"Tracey! What are you doing in there? Didn't you hear me before? Lily's hungry. She doesn't want me."
Oh well, so much for soul settling. Duty calls. Ryan had stayed up too late working. I could hear it in his voice.
Lord, don't let it be one of those Sundays.
"Sorry, honey. Here I come." One kick sent the scale back under the sink (which felt good even if it hurt my toe). When I stepped into the hall, they were both there, my husband and my baby. They both looked happy to see me.
Ryan held a finger to his lips and shook his head when I reached for Lily. "You know what? She's okay. Sorry for yelling. I had a long night. Do you forgive me?"
I nodded and caught my breath, surprised as I often am by how good he looks, even in the morning. He is what my friend Dana calls "carelessly handsome," so good-looking that he doesn't even seem to be aware of it. Every woman in the church is aware of it, though, especially me.
He kissed Lily's forehead before kissing me lightly on the mouth and looking me up and down, pausing at all the parts I was trying so hard to hide. "You look so pretty this morning that it doesn't make sense.

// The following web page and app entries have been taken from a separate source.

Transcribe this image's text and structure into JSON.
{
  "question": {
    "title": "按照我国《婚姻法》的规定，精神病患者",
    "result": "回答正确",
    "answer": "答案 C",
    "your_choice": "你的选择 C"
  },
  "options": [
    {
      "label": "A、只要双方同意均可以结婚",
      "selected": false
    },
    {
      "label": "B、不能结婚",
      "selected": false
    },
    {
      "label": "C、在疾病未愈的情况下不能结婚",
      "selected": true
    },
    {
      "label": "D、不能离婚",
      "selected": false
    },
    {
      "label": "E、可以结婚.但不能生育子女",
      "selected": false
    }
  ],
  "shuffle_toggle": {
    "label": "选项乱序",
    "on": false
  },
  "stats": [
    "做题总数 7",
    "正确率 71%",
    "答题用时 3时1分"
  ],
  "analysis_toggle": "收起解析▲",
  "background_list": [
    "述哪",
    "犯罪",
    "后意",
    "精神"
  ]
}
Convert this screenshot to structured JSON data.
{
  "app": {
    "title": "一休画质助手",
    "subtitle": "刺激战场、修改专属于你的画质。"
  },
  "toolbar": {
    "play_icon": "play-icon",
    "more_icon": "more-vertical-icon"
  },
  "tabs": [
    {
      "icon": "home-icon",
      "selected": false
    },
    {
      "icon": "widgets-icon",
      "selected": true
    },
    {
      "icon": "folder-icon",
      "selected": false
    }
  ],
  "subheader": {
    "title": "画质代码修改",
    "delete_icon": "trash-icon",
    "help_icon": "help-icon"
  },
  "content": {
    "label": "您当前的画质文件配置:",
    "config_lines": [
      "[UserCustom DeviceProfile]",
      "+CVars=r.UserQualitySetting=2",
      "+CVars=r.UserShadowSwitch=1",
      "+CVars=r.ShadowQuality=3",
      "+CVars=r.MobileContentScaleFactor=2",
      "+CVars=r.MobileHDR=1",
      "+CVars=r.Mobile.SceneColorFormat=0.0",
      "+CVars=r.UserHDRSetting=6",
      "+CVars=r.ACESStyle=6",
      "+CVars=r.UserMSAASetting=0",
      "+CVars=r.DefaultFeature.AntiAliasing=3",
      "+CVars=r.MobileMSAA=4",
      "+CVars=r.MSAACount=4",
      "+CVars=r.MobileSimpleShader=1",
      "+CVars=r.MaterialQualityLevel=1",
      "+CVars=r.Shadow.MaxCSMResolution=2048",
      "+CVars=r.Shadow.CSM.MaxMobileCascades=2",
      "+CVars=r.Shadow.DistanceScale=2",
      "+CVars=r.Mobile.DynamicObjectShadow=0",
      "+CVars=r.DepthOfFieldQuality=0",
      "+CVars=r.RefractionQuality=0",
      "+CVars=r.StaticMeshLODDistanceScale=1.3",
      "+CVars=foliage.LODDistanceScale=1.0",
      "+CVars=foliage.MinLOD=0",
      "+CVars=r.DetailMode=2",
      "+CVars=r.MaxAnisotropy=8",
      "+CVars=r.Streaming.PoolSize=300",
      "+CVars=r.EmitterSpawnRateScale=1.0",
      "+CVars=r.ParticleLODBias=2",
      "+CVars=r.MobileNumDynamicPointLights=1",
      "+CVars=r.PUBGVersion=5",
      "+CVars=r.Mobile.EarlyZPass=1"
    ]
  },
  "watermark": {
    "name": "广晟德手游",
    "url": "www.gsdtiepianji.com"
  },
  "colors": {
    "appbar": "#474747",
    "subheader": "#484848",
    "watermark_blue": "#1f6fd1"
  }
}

I'm supposed to be thinking about God, you know. It's the Lord's day. You do know that you're beautiful, don't you?" He took my hand and led meusto the baby's room where he put her in her crib.
Words didn't seem adequate for the moment, so I ran a hand up my husband's arm instead, thinking of how good he was to me, even before I lost the weight. His mother would have flipped if she'd seen me then. Ryan saw me, though, all of me. And he looked at me then just like he was looking at me now. Words came to me in a rush as we headed back to our room. "You look good this morning, too. Maybe we should take a few minutes to thank the Lord for what He's made."
Ryan opened the door to our room and pulled me inside. "I think that's a wonderful idea."
"Babe, can you do something with Lily? I can't drive with her screaming like that. Seriously." Ryan switched lanes and took a back street before stealing another glance at his watch. Late is not in my husband's vocabulary. Unfortunately, when you look up that word in the dictionary, you'll find my face beneath it. Though abstract concepts come easily to me, I'm often easily confused by the basics, like the location of the only skirt I can currently fit into. It's a cute skirt, thank goodness, but since we lingered too long over our thanksgiving for one another this morning, Ryan's probably done with me for a while. At present, he's a man with one missiongetting to church before his mother.
He didn't have to worry about me fighting him on this one. For once, I had his back. I prayed like crazy on the passenger's side, all the while reaching back to comfort Lily in her car seat. Things seemed much easier when she was tiny and still facing the back. I guess there's a limit to how much black leather a kid can look at, because she always fell asleep in spite of herself. Now, with a whole blaring world in front of her, there was a lot to be fussy about.
Her daddy seemed to think so, too. "Oh, come on. Get out of the way. That's not even a parking space. What in the world is wrong with this guy? Can't he see that I'm trying to get around?" Ryan honked the horn and hung his head in disgust.
I did the same, minus the honking. When Ryan's like this, there's no room to give, not a second to spare. If he could, my husband would leave the car right here and sprint to the sanctuary just to keep from being a few minutes late for service. Knowing how painful this is for him and that's it's pretty much my fault, I touched his elbow, made him an offer. "Sweetheart, I'll park and bring the baby in. You go on ahead."
His head snapped up. "You sure?"